Source data ->

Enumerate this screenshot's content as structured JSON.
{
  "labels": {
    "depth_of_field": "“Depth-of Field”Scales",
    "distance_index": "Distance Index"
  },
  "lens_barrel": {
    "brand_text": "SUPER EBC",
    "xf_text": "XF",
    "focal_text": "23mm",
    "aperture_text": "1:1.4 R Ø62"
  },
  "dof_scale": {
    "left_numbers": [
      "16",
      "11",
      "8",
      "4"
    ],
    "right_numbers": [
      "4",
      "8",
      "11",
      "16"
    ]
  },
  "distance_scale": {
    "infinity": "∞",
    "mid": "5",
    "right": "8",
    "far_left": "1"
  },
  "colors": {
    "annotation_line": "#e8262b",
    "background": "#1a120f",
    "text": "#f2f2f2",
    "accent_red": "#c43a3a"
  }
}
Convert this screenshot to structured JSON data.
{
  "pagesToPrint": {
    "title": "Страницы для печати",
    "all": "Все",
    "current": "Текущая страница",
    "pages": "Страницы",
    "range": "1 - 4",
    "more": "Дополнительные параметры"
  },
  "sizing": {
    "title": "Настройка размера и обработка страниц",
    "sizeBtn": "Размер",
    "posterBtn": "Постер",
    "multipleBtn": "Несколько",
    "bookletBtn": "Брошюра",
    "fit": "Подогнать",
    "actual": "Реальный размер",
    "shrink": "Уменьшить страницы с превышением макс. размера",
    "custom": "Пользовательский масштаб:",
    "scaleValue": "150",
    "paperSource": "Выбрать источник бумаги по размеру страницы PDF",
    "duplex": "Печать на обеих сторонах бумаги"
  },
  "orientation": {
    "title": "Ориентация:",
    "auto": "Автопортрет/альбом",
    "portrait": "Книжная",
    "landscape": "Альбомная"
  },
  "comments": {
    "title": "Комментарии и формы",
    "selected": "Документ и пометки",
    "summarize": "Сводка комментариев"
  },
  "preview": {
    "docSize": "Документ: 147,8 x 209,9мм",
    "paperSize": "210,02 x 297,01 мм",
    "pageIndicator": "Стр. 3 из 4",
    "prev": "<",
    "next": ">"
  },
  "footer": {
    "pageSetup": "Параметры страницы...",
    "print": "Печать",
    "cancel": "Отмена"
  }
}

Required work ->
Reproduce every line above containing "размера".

Answer to this task ->
    "title": "Настройка размера и обработка страниц",
    "shrink": "Уменьшить страницы с превышением макс. размера",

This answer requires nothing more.